It had to happen sooner or later. Lawyer Dobbins was wheeled into the
emergency room on a stretcher, rolling his head in agony. Doctor Green
came over to see him.
"Dobbins," he said, "What an honor. The last time I saw you was in
court when you accused me of malpractice."
"Doc. Doc. My side is on fire. The pain is right here. What could
"How would I know? You told the jury I wasn't fit to be a doctor."
"I was only kidding, Doc. When you represent a client you don't
know what you're saying. Could I be passing a kidney stone?"
"Your diagnosis is as good as mine."
"What are you talking about?"
"When you questioned me on the stand you indicated you knew
everything there was to know about the practice of medicine."
"Doc, I'm climbing the wall. Give me something."
"Let's say I give you something for a kidney stone and it turns
out to be a gallstone. Who is going to pay for my court costs?"
"I'll sign a paper that I won't sue."
"Can I read to you from the transcript of the trial? Lawyer
Dobbins: 'Why were you so sure that my client had tennis elbow?' Dr.
Green: 'I've treated hundreds of people with tennis elbow and I know it
when I see it.' Dobbins: 'It never occurred to you my client could have an
Excedrin headache?' Green: 'No, there were no signs of an Excedrin
headache.' Dobbins: 'You and your ilk make me sick.' "
"Why are you reading that to me?"
"Because, Dobbins, since the trial I've lost confidence in making
a diagnosis. A lady cane in the other day limping ..."
"Please, Doc, I don't want to hear it now. Give me some Demerol."
"You said during the suit that I dispensed drugs like a drunken
sailor. I've changed my ways, Dobbins. I don't prescribe drugs anymore."
"Then get me another doctor."
"There are no other doctors on duty. The reason I'm here is that
after the malpractice suit the sheriff seized everything in my office.
This is the only place that I can practice."
"If you give me something to relieve the pain I will personally
appeal your case to a higher court."
"You know, Dobbins, I was sure that you were a prime candidate for
a kidney stone."
"You can't tell a man is a candidate for a kidney stone just by
looking at him."
"That's what you think, Dobbins. You had so much acid in you when
you addressed the jury I knew some of it eventually had to crystallize
into stones. Remember on the third day day when you called me the 'Butcher
of Operating Room 6'? That afternoon I said to my wife, "That man is going
to be in a lot of pain.' "
"Okay, Doc, you've had your ounce of flesh. Can I now have my
ounce of Demerol?"
"I better check you out first."
"Don't check me out, just give the dope."
"But in court the first question you asked me was if I had
examined the patient completely.

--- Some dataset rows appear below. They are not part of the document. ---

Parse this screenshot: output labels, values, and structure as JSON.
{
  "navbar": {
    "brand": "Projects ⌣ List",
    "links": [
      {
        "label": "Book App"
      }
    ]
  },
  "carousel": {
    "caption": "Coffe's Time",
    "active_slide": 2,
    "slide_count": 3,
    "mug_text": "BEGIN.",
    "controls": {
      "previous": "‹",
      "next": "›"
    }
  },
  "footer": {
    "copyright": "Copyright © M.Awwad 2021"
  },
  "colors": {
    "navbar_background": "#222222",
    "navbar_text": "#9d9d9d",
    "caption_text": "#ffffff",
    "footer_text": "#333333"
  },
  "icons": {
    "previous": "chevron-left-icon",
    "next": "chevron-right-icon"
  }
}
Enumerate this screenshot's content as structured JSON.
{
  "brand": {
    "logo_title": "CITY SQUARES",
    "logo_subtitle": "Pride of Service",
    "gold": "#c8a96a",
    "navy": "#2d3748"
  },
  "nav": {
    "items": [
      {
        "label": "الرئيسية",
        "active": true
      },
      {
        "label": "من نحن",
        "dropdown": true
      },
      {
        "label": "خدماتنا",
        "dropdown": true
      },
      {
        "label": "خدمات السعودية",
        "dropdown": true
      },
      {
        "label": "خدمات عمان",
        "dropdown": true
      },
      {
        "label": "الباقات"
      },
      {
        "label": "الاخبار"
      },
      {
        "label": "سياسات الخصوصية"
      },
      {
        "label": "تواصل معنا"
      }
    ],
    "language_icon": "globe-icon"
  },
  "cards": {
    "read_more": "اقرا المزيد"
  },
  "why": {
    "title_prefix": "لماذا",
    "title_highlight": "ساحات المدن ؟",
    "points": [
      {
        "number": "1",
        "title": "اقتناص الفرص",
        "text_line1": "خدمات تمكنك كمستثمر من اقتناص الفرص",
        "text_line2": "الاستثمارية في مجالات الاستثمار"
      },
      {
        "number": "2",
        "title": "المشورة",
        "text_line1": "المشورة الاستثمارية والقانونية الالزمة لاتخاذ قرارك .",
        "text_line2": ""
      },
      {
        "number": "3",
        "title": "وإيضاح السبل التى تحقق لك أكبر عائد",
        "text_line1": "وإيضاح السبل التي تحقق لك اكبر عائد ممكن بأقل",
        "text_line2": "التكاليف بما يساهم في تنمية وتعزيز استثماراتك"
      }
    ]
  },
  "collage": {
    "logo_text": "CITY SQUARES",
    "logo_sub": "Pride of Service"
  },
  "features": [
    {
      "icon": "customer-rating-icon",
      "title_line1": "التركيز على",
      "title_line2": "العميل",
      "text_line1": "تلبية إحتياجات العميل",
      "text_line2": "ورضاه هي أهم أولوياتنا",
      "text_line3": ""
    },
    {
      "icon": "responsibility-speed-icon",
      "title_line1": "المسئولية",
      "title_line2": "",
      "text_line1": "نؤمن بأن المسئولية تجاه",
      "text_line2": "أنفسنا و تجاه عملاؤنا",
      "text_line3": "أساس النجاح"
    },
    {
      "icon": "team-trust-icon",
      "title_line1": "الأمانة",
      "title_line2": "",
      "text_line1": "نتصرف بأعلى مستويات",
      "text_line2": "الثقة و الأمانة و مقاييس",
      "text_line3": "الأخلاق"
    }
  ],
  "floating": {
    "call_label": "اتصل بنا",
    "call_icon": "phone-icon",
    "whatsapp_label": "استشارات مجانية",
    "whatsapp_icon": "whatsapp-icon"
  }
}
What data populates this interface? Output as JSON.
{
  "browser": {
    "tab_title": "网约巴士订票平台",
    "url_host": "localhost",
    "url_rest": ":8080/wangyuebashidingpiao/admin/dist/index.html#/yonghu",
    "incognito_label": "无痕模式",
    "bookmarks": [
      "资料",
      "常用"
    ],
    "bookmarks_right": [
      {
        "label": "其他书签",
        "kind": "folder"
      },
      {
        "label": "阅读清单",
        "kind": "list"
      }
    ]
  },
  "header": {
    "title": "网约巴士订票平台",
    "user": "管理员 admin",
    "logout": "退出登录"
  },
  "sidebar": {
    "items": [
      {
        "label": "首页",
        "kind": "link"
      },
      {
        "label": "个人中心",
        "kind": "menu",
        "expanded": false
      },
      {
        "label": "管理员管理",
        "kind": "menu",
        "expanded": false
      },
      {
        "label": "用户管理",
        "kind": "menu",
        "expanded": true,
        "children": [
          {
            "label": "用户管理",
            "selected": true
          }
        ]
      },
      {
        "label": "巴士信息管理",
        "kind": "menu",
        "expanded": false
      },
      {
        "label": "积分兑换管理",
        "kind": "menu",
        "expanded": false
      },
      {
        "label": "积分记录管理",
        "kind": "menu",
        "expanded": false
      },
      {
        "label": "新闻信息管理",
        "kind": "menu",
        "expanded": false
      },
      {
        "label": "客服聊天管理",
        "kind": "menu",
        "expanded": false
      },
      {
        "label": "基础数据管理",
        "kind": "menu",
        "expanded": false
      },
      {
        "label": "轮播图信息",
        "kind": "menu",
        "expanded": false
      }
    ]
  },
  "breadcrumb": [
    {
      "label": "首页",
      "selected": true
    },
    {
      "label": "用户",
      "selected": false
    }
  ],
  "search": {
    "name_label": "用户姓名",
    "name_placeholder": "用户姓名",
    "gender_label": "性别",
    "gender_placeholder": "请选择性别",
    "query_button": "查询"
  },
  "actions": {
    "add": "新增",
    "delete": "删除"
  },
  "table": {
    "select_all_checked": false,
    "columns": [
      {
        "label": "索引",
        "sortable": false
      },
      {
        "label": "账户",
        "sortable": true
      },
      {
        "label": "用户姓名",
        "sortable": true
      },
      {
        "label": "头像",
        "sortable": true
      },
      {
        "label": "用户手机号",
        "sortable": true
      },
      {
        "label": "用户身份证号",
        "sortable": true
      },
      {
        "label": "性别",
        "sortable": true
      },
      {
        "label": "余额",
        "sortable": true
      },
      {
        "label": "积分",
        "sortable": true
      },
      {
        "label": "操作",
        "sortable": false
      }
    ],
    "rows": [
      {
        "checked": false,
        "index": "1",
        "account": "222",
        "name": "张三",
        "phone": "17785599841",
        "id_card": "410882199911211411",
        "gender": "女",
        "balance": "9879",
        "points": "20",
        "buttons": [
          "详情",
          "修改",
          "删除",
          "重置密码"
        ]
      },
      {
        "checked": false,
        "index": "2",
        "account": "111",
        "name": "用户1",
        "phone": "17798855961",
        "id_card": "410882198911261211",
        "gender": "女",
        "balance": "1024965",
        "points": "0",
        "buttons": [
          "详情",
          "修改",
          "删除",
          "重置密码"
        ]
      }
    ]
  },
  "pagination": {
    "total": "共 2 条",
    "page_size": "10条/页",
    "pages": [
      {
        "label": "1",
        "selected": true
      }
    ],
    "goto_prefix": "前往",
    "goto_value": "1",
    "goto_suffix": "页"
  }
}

It would be negligent of me if I didn't
do it now. Do you mind getting up on the scale?"
"To find out your height. I have to be prepared in case I get sued
and the lawyer asks me if I knew how tall you were."
"I'm not going to sue you."
"You say that now. But how can I be sure you won't file a writ
after you pass the kidney stone?"
>From: American Medical News, p.4, July 18, 1986
(reprinted in AMN with permission of the author, LA Times Syndicate, 1986)